In the background was just his voice as he listed all his failures. He said, “I have failed over and over and over again in my life and that is why I succeed.”

I would say that sums up my 27 years in ministry. Any success I’ve seen in ministry is only due to many failures and God’s grace.

This past spring break I helped lead my 27th mission trip overseas. I’ve also had the pleasure of helping lead 12 stateside summer projects.

That’s a lot of opportunities to fail and for God’s grace to bring success!

From my many failures and from God’s unending grace, I’ve had the privilege of learning the ins and outs of summer projects. So, if you are planning or leading a summer project, here are six essentials that you need.

Community

You need community—lots of community.

When planning a summer project, think of ways to help the students feel like they are part of a larger family.

One of the reasons Greek Summit—one of Cru’s summer projects for college students—is so successful every year is largely due to the students spending so much time together.

They get to see a little of what I think heaven will be like. All these people who are broken like them but feel accepted and loved.

Care (Individual discipleship)

The director of the summer project should shepherd the staff and, in turn, the staff disciple the students.

At the Greek Summit, we pair up four to six student staff with one married staff. Each of the student staff then meet with four to six students.

They meet as a group and then each leader also meets with each of his guys one-on-one to talk about the content discussed in the Bible study as well as purity and accountability.

Theological training

Your students need to know the basics.

I’ve noticed over the years that students are coming to college knowing less and less of the Bible. So we study the Word with them regularly and talk about the basics. This includes core doctrines such as salvation, assurance of salvation, identity in Christ, and the Holy Spirit.

Training for a lifetime of ministry

To set students up for success for a lifetime of ministry it’s important to teach them the fundamentals.

At the Greek Summit we train every student in the following:

  • How to study the Bible
  • How to give your testimony
  • How to share your faith
  • How to lead a Bible study
  • How to follow up with a person in your Bible study or someone from a contact card
  • What it looks like to start a personal ministry in your area of influence

Developing a heart for the nations

Developing a heart to reach the nations is extremely critical for our students.

If you are considering having them read a book on the subject, I would suggest Let the Nations be Glad by John Piper. It’s my favorite book on helping develop a heart for missions.

I would take at least one full meeting to talk about the need to go to the nations.

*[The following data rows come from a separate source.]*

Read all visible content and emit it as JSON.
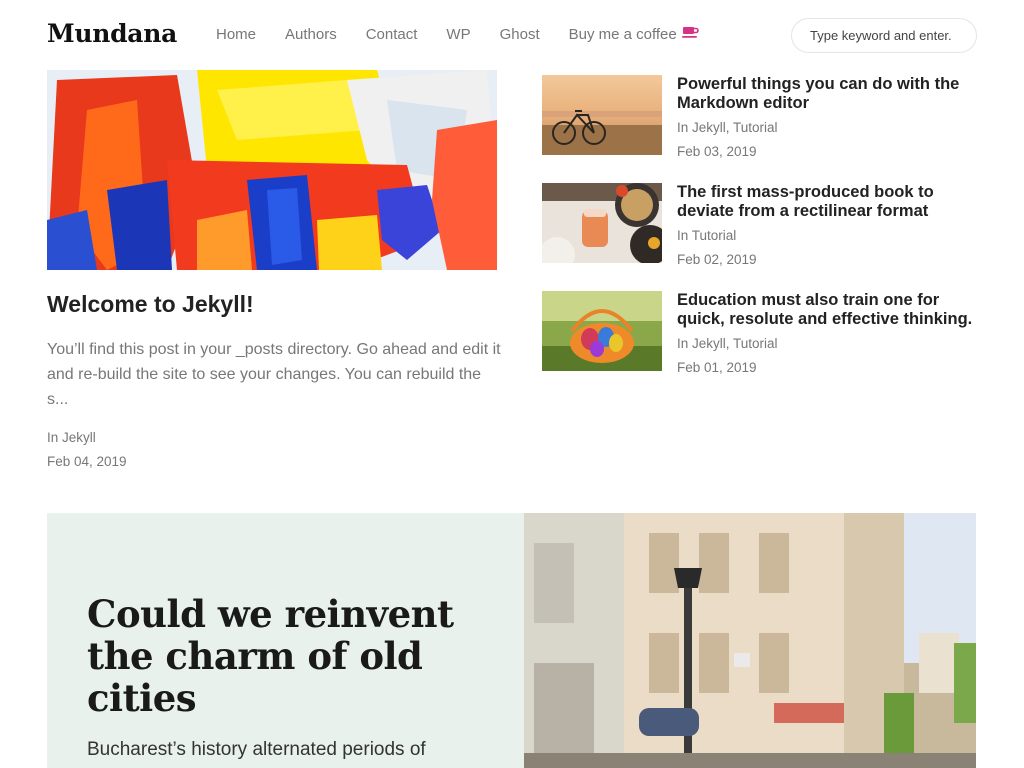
{
  "brand": "Mundana",
  "nav": {
    "items": [
      "Home",
      "Authors",
      "Contact",
      "WP",
      "Ghost"
    ],
    "coffee_label": "Buy me a coffee",
    "coffee_icon": "coffee-cup-icon",
    "accent": "#d63384"
  },
  "search": {
    "placeholder": "Type keyword and enter."
  },
  "featured": {
    "title": "Welcome to Jekyll!",
    "excerpt": "You’ll find this post in your _posts directory. Go ahead and edit it and re-build the site to see your changes. You can rebuild the s...",
    "category": "In Jekyll",
    "date": "Feb 04, 2019"
  },
  "side_posts": [
    {
      "title": "Powerful things you can do with the Markdown editor",
      "cats": [
        "Jekyll",
        "Tutorial"
      ],
      "cat_prefix": "In ",
      "date": "Feb 03, 2019"
    },
    {
      "title": "The first mass-produced book to deviate from a rectilinear format",
      "cats": [
        "Tutorial"
      ],
      "cat_prefix": "In ",
      "date": "Feb 02, 2019"
    },
    {
      "title": "Education must also train one for quick, resolute and effective thinking.",
      "cats": [
        "Jekyll",
        "Tutorial"
      ],
      "cat_prefix": "In ",
      "date": "Feb 01, 2019"
    }
  ],
  "jumbotron": {
    "title": "Could we reinvent the charm of old cities",
    "text": "Bucharest’s history alternated periods of",
    "background": "#e9f1ec"
  }
}
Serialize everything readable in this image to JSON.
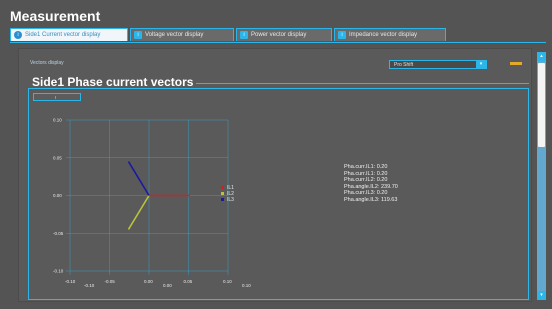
{
  "window": {
    "title": "Measurement"
  },
  "tabs": [
    {
      "label": "Side1 Current vector display",
      "active": true,
      "icon": "info-icon"
    },
    {
      "label": "Voltage vector display",
      "active": false,
      "icon": "info-icon"
    },
    {
      "label": "Power vector display",
      "active": false,
      "icon": "info-icon"
    },
    {
      "label": "Impedance vector display",
      "active": false,
      "icon": "info-icon"
    }
  ],
  "panel": {
    "vectors_label": "Vectors display",
    "dropdown_value": "Pro Shift",
    "section_title": "Side1 Phase current vectors"
  },
  "chart_data": {
    "type": "line",
    "xlim": [
      -0.1,
      0.1
    ],
    "ylim": [
      -0.1,
      0.1
    ],
    "x_ticks": [
      "-0.10",
      "-0.05",
      "0.00",
      "0.05",
      "0.10"
    ],
    "x_ticks_alt": [
      "-0.10",
      "0.00",
      "0.10"
    ],
    "y_ticks": [
      "0.10",
      "0.05",
      "0.00",
      "-0.05",
      "-0.10"
    ],
    "y_ticks_alt": [
      "0.00",
      "-0.05"
    ],
    "grid": true,
    "legend_placement": "right",
    "series": [
      {
        "name": "IL1",
        "color": "#d42020",
        "x": [
          0,
          0.02
        ],
        "y": [
          0,
          0.0
        ]
      },
      {
        "name": "IL2",
        "color": "#b8c23a",
        "x": [
          0,
          -0.01
        ],
        "y": [
          0,
          -0.0173
        ]
      },
      {
        "name": "IL3",
        "color": "#1a1aa0",
        "x": [
          0,
          -0.01
        ],
        "y": [
          0,
          0.0173
        ]
      }
    ],
    "accent_color": "#2bb5e8"
  },
  "readouts": [
    "Pha.curr.IL1: 0.20",
    "Pha.curr.IL1: 0.20",
    "Pha.curr.IL2: 0.20",
    "Pha.angle.IL2: 239.70",
    "Pha.curr.IL3: 0.20",
    "Pha.angle.IL3: 119.63"
  ]
}
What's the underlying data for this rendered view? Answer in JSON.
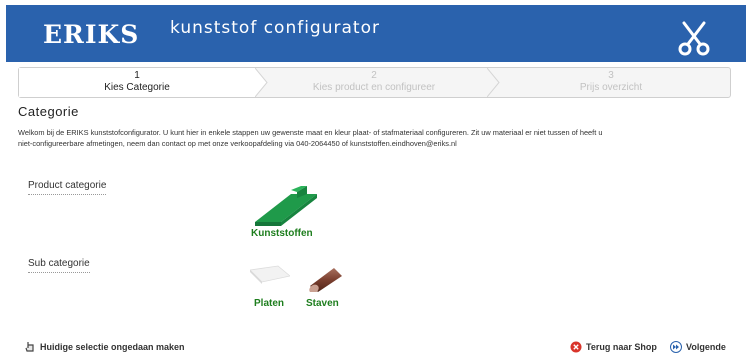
{
  "header": {
    "logo_text": "ERIKS",
    "app_title": "kunststof configurator",
    "brand_color": "#2a62ad",
    "tool_icon": "scissors-icon"
  },
  "steps": [
    {
      "number": "1",
      "label": "Kies Categorie",
      "state": "active"
    },
    {
      "number": "2",
      "label": "Kies product en configureer",
      "state": "inactive"
    },
    {
      "number": "3",
      "label": "Prijs overzicht",
      "state": "inactive"
    }
  ],
  "section": {
    "title": "Categorie",
    "intro": "Welkom bij de ERIKS kunststofconfigurator. U kunt hier in enkele stappen uw gewenste maat en kleur plaat- of stafmateriaal configureren. Zit uw materiaal er niet tussen of heeft u niet-configureerbare afmetingen, neem dan contact op met onze verkoopafdeling via 040-2064450 of kunststoffen.eindhoven@eriks.nl"
  },
  "product_category": {
    "label": "Product categorie",
    "options": [
      {
        "name": "Kunststoffen",
        "image": "green-profile-image"
      }
    ]
  },
  "sub_category": {
    "label": "Sub categorie",
    "options": [
      {
        "name": "Platen",
        "image": "white-plate-image"
      },
      {
        "name": "Staven",
        "image": "brown-rod-image"
      }
    ]
  },
  "footer": {
    "undo_label": "Huidige selectie ongedaan maken",
    "back_label": "Terug naar Shop",
    "next_label": "Volgende"
  },
  "colors": {
    "caption_green": "#1e7e1e",
    "inactive_step_text": "#c2c2c2",
    "back_icon_red": "#d9342b",
    "next_icon_blue": "#2a62ad"
  }
}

I stress that we probably will not develop a heart for a people group until we go!

Developing a plan

Before our students leave our project they have to meet with their small group leader and present a plan with three action points on how they are going to reach their area of influence.

For example, if their area of influence is a Greek chapter, then their plan might include things like sharing their testimony with the pledge class and then starting a Bible study with the pledges.

Having a plan of action for the fall before they leave the project is a key to them seeing ministry success in the fall.

Prayer

Finally, understand that prayer is the foundation to all these points. You and your staff need to take regular times of prayer and even fasting for your students.

  • Steve Shadrach

    awesome! thanks Isaac!!!